Start of Provided data

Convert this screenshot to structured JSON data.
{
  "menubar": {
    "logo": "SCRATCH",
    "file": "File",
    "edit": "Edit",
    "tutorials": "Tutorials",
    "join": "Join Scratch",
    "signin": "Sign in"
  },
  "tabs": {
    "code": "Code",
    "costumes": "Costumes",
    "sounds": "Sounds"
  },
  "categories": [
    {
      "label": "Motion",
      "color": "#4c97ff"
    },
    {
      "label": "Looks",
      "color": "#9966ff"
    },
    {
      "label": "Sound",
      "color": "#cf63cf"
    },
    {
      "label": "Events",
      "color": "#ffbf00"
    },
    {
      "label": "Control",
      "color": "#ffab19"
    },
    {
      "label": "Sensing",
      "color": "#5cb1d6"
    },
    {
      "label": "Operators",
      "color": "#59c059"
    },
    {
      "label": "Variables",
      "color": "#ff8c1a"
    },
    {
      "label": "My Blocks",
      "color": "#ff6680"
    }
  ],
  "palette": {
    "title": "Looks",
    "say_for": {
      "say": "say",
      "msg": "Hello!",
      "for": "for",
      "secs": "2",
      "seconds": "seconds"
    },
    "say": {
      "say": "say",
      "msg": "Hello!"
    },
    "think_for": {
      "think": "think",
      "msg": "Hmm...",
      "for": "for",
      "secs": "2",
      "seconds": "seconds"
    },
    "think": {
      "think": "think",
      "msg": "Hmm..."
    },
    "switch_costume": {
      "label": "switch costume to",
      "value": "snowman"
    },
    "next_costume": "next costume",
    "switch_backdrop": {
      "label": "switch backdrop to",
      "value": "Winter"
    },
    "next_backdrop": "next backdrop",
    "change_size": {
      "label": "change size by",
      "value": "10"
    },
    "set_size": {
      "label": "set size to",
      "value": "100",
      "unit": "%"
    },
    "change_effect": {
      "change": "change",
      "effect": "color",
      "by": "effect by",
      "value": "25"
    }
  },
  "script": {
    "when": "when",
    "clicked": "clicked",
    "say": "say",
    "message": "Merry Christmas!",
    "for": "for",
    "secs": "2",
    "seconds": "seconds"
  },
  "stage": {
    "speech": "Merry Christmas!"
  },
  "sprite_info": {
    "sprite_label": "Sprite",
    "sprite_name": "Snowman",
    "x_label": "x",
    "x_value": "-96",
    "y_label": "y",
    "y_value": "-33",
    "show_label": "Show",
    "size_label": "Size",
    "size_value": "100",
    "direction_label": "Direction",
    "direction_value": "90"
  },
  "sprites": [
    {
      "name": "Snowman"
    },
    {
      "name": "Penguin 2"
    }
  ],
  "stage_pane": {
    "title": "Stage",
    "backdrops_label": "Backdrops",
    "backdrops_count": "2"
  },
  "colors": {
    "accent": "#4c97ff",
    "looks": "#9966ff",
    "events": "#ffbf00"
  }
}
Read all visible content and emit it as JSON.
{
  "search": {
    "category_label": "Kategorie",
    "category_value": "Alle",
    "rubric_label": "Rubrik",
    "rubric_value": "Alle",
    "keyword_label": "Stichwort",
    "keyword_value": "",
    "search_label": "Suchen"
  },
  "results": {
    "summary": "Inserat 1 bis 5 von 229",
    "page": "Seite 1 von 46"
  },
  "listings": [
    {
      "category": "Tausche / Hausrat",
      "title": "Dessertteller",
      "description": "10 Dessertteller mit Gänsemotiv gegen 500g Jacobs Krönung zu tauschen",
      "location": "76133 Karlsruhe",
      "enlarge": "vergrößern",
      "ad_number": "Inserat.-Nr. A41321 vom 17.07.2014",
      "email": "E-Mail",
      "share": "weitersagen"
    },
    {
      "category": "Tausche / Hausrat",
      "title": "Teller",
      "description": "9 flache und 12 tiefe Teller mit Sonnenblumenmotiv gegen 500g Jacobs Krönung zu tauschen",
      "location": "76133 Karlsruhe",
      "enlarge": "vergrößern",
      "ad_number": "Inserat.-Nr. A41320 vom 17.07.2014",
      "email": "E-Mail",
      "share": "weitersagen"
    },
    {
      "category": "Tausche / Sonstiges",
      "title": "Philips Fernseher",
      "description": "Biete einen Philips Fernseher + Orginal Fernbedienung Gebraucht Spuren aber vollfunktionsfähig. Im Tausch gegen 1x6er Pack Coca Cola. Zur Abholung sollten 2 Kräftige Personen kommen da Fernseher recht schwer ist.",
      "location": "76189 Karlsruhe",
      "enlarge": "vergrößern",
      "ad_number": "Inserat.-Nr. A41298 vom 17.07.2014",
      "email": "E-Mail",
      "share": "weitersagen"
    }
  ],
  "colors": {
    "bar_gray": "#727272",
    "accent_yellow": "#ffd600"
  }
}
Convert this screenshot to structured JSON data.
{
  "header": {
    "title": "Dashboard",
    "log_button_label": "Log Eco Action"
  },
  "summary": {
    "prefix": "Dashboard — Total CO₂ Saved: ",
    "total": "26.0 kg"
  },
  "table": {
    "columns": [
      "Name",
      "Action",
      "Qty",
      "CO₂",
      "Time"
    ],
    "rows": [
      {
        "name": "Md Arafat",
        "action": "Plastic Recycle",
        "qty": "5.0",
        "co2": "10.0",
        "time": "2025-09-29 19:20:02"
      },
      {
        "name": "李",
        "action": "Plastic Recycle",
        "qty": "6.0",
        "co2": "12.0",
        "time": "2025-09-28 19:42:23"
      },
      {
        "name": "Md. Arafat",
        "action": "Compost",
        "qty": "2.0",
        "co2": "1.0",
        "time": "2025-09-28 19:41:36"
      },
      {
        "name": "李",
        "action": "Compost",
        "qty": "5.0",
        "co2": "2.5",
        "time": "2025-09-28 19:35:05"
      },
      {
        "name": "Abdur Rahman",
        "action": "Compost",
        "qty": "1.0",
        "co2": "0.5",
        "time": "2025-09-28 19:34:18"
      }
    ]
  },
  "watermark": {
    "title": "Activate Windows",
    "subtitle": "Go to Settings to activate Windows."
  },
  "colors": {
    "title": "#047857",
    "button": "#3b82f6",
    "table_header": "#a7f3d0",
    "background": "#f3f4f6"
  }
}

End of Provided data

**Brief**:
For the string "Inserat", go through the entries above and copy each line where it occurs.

**Solution to the exercise**:
    "summary": "Inserat 1 bis 5 von 229",
      "ad_number": "Inserat.-Nr. A41321 vom 17.07.2014",
      "ad_number": "Inserat.-Nr. A41320 vom 17.07.2014",
      "ad_number": "Inserat.-Nr. A41298 vom 17.07.2014",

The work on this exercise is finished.